(TASK DESCRIPTION) Return every record in full. Match each one exactly.

--------

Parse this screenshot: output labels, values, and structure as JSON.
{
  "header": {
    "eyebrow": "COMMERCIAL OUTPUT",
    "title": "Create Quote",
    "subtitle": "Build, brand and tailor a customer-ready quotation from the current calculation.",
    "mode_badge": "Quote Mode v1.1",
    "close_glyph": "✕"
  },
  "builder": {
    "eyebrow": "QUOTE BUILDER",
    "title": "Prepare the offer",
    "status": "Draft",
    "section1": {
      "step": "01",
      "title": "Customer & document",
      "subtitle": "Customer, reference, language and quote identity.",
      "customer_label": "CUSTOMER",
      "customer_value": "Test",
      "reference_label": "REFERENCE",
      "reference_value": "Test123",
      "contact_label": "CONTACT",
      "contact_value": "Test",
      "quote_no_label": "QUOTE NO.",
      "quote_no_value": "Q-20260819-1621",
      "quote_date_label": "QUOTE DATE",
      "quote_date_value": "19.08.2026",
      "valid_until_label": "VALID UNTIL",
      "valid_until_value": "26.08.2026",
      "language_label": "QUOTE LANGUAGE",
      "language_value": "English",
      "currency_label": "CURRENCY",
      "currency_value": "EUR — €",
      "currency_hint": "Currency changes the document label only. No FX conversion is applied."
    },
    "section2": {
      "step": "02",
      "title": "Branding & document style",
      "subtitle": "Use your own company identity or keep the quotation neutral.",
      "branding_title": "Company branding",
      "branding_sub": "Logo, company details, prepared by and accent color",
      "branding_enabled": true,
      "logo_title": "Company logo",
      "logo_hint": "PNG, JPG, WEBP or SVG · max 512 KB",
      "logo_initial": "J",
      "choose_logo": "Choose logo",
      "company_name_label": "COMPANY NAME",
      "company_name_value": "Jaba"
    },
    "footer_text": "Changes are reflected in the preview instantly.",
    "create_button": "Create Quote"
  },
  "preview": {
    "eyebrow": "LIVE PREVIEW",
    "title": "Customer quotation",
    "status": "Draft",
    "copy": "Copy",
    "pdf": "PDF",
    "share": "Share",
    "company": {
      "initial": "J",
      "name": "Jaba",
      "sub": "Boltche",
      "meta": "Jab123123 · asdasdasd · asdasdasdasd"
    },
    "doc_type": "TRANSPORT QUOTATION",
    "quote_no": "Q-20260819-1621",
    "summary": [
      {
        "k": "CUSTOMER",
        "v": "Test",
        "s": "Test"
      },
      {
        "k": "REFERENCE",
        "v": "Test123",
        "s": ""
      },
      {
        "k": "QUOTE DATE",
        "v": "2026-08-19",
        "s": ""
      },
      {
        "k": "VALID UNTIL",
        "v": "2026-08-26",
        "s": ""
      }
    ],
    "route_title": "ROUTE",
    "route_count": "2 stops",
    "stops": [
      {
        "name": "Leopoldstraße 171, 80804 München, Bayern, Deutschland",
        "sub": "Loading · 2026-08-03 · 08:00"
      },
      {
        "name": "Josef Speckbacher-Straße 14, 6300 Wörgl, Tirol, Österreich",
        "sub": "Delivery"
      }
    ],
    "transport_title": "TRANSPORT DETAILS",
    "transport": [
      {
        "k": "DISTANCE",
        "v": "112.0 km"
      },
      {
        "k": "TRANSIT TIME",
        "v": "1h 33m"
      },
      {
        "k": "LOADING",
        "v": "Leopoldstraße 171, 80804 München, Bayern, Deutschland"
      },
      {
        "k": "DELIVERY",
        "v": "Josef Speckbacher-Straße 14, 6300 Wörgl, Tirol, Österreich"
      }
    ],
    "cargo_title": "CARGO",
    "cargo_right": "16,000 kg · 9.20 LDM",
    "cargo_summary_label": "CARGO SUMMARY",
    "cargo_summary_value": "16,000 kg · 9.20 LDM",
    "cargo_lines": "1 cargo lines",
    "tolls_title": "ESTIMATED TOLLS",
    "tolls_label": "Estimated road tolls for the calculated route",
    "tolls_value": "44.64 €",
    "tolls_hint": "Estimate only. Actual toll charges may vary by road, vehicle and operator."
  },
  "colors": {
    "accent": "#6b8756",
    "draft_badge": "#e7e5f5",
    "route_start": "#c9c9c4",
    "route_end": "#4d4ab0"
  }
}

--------

(WRITTEN SOLUTION)
Parse this screenshot: output labels, values, and structure as JSON.
{
  "header": {
    "eyebrow": "COMMERCIAL OUTPUT",
    "title": "Create Quote",
    "subtitle": "Build, brand and tailor a customer-ready quotation from the current calculation.",
    "mode_badge": "Quote Mode v1.1",
    "close_glyph": "✕"
  },
  "builder": {
    "eyebrow": "QUOTE BUILDER",
    "title": "Prepare the offer",
    "status": "Draft",
    "section1": {
      "step": "01",
      "title": "Customer & document",
      "subtitle": "Customer, reference, language and quote identity.",
      "customer_label": "CUSTOMER",
      "customer_value": "Test",
      "reference_label": "REFERENCE",
      "reference_value": "Test123",
      "contact_label": "CONTACT",
      "contact_value": "Test",
      "quote_no_label": "QUOTE NO.",
      "quote_no_value": "Q-20260819-1621",
      "quote_date_label": "QUOTE DATE",
      "quote_date_value": "19.08.2026",
      "valid_until_label": "VALID UNTIL",
      "valid_until_value": "26.08.2026",
      "language_label": "QUOTE LANGUAGE",
      "language_value": "English",
      "currency_label": "CURRENCY",
      "currency_value": "EUR — €",
      "currency_hint": "Currency changes the document label only. No FX conversion is applied."
    },
    "section2": {
      "step": "02",
      "title": "Branding & document style",
      "subtitle": "Use your own company identity or keep the quotation neutral.",
      "branding_title": "Company branding",
      "branding_sub": "Logo, company details, prepared by and accent color",
      "branding_enabled": true,
      "logo_title": "Company logo",
      "logo_hint": "PNG, JPG, WEBP or SVG · max 512 KB",
      "logo_initial": "J",
      "choose_logo": "Choose logo",
      "company_name_label": "COMPANY NAME",
      "company_name_value": "Jaba"
    },
    "footer_text": "Changes are reflected in the preview instantly.",
    "create_button": "Create Quote"
  },
  "preview": {
    "eyebrow": "LIVE PREVIEW",
    "title": "Customer quotation",
    "status": "Draft",
    "copy": "Copy",
    "pdf": "PDF",
    "share": "Share",
    "company": {
      "initial": "J",
      "name": "Jaba",
      "sub": "Boltche",
      "meta": "Jab123123 · asdasdasd · asdasdasdasd"
    },
    "doc_type": "TRANSPORT QUOTATION",
    "quote_no": "Q-20260819-1621",
    "summary": [
      {
        "k": "CUSTOMER",
        "v": "Test",
        "s": "Test"
      },
      {
        "k": "REFERENCE",
        "v": "Test123",
        "s": ""
      },
      {
        "k": "QUOTE DATE",
        "v": "2026-08-19",
        "s": ""
      },
      {
        "k": "VALID UNTIL",
        "v": "2026-08-26",
        "s": ""
      }
    ],
    "route_title": "ROUTE",
    "route_count": "2 stops",
    "stops": [
      {
        "name": "Leopoldstraße 171, 80804 München, Bayern, Deutschland",
        "sub": "Loading · 2026-08-03 · 08:00"
      },
      {
        "name": "Josef Speckbacher-Straße 14, 6300 Wörgl, Tirol, Österreich",
        "sub": "Delivery"
      }
    ],
    "transport_title": "TRANSPORT DETAILS",
    "transport": [
      {
        "k": "DISTANCE",
        "v": "112.0 km"
      },
      {
        "k": "TRANSIT TIME",
        "v": "1h 33m"
      },
      {
        "k": "LOADING",
        "v": "Leopoldstraße 171, 80804 München, Bayern, Deutschland"
      },
      {
        "k": "DELIVERY",
        "v": "Josef Speckbacher-Straße 14, 6300 Wörgl, Tirol, Österreich"
      }
    ],
    "cargo_title": "CARGO",
    "cargo_right": "16,000 kg · 9.20 LDM",
    "cargo_summary_label": "CARGO SUMMARY",
    "cargo_summary_value": "16,000 kg · 9.20 LDM",
    "cargo_lines": "1 cargo lines",
    "tolls_title": "ESTIMATED TOLLS",
    "tolls_label": "Estimated road tolls for the calculated route",
    "tolls_value": "44.64 €",
    "tolls_hint": "Estimate only. Actual toll charges may vary by road, vehicle and operator."
  },
  "colors": {
    "accent": "#6b8756",
    "draft_badge": "#e7e5f5",
    "route_start": "#c9c9c4",
    "route_end": "#4d4ab0"
  }
}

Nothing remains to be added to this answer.